About this task
Keyword search on "name": report each line of the records that contains it.

Extracted entries
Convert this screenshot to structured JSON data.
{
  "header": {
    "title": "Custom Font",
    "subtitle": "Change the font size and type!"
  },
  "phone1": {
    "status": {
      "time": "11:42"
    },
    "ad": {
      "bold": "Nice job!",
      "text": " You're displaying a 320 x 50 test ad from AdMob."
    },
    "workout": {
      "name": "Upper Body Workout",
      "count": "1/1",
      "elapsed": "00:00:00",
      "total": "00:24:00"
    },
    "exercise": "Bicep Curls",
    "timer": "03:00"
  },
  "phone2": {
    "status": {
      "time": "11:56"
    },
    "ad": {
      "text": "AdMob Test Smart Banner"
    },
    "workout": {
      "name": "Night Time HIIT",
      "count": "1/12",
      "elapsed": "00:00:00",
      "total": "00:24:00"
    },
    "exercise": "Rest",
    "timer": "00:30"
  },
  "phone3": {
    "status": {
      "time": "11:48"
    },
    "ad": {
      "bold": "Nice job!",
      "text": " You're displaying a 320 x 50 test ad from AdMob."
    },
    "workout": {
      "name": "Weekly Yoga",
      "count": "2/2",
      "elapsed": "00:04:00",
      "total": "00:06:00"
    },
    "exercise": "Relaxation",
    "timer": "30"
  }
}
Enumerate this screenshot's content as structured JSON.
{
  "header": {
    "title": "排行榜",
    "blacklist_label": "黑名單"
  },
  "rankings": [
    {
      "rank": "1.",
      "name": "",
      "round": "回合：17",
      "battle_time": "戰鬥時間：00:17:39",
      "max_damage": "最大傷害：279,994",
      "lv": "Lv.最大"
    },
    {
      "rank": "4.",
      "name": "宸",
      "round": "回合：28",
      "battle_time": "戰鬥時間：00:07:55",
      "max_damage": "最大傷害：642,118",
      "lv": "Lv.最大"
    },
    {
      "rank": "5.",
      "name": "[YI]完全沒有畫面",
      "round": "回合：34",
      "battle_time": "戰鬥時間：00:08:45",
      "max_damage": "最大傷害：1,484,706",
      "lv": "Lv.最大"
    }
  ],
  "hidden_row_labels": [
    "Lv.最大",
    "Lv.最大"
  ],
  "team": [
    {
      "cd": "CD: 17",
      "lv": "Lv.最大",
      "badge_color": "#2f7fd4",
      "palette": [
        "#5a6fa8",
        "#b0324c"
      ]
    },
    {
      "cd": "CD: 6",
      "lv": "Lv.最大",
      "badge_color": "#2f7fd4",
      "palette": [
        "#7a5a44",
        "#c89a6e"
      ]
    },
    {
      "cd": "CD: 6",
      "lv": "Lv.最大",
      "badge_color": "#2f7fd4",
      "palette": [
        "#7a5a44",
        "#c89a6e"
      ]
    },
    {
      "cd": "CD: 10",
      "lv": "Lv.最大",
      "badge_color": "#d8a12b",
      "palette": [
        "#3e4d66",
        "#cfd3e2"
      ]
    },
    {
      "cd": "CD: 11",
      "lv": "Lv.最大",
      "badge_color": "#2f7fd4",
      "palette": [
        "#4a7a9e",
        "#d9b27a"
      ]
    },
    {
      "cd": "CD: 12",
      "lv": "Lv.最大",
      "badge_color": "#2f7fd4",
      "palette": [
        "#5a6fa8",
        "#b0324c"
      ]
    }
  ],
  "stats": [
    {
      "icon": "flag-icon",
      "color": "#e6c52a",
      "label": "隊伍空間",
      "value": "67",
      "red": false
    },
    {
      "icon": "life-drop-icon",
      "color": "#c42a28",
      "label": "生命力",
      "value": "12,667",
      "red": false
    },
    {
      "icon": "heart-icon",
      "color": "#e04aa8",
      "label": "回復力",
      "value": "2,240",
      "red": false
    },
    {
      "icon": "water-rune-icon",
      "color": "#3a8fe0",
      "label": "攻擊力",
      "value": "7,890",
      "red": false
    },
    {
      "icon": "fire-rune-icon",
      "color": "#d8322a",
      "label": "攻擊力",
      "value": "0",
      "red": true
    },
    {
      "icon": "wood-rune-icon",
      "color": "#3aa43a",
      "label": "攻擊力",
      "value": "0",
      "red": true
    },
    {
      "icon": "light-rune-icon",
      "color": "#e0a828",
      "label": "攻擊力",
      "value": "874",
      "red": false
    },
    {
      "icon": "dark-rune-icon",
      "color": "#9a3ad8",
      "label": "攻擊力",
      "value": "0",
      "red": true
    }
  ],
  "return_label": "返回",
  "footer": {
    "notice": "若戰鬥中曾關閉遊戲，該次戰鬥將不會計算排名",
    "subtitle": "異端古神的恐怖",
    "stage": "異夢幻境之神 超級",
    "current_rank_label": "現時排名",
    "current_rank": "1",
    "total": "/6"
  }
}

Task output
      "name": "Upper Body Workout",
      "name": "Night Time HIIT",
      "name": "Weekly Yoga",
      "name": "",
      "name": "宸",
      "name": "[YI]完全沒有畫面",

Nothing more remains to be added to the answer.